Seville Great House
The English captured Jamaica in 1655 from the Spanish. The captains and generals of the conquering army were given large swathes of the island to reward their success.
One such area was the Seville Estate, given to Captain Hemmings. Before the Spanish, Taino peoples from South America had settlements in the area now known as Seville.
The Spaniards imported Africans as slaves to work the sugar, and later Copra, the English continued this activity.
Built towards the end of the 17th century by Hemmings’ grandson, Seville Great house, originally a two-storey house, the top floor blew off during a hurricane in the 19th century. The occupants never restored the upper floor to the place, and it remains the same today.
Seville currently operates as a heritage park where visitors learn about the various known inhabitants of the area.
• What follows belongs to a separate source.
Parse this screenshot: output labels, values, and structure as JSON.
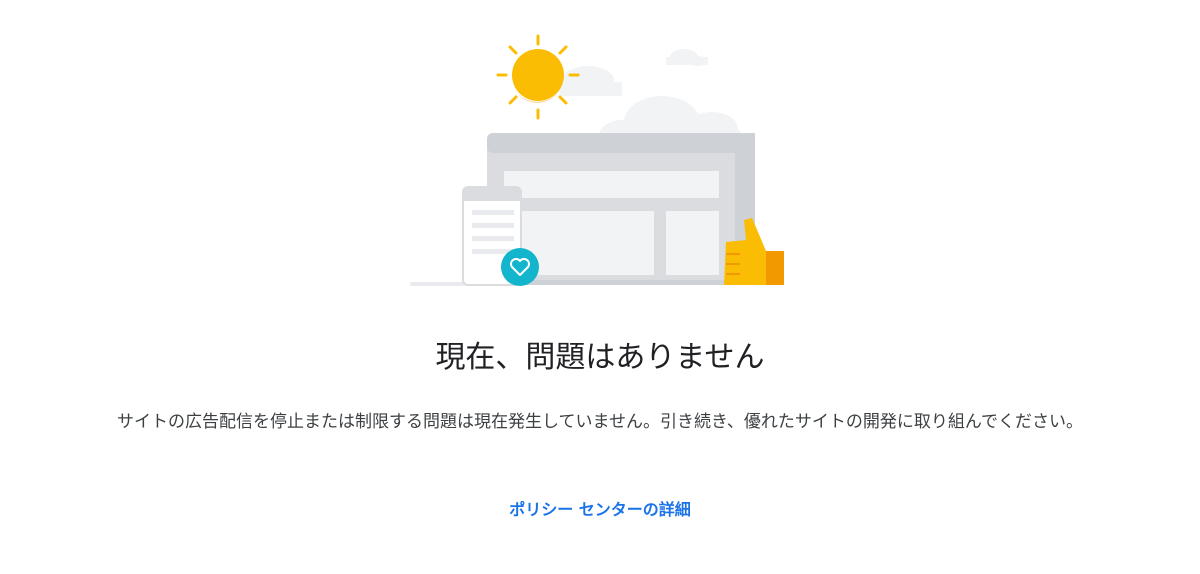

Once a 3000 acre estate, extending from Clayground in the north to the Caribbean Sea in the south, Seville is much smaller. What remains known as Seville Estate is now merely 300 acres, split by the main coastal highway that runs on the northern side of the island from Montego Bay in the west to Port Antonio in the east.
The last private owners of the estate were the Hoskins family. Their family burial plot lies close to the front garden. Unfortunately, the final remaining spot is empty as the youngest sister did not die on the island.
At Seville Heritage Park, you can take a tour of the great house and the grounds and learn something about the area’s past inhabitants, from the Taino, through to the English.
Several archaeological digs have been carried out there, revealing artefacts from the past that demonstrate how the inhabitants lived.
There are also reconstructions of a Taino village and African house on the site and the ruins of some of the plantation workers’ quarters, most notably, the overseer’s house and the intact structures of the copra kiln and chimney.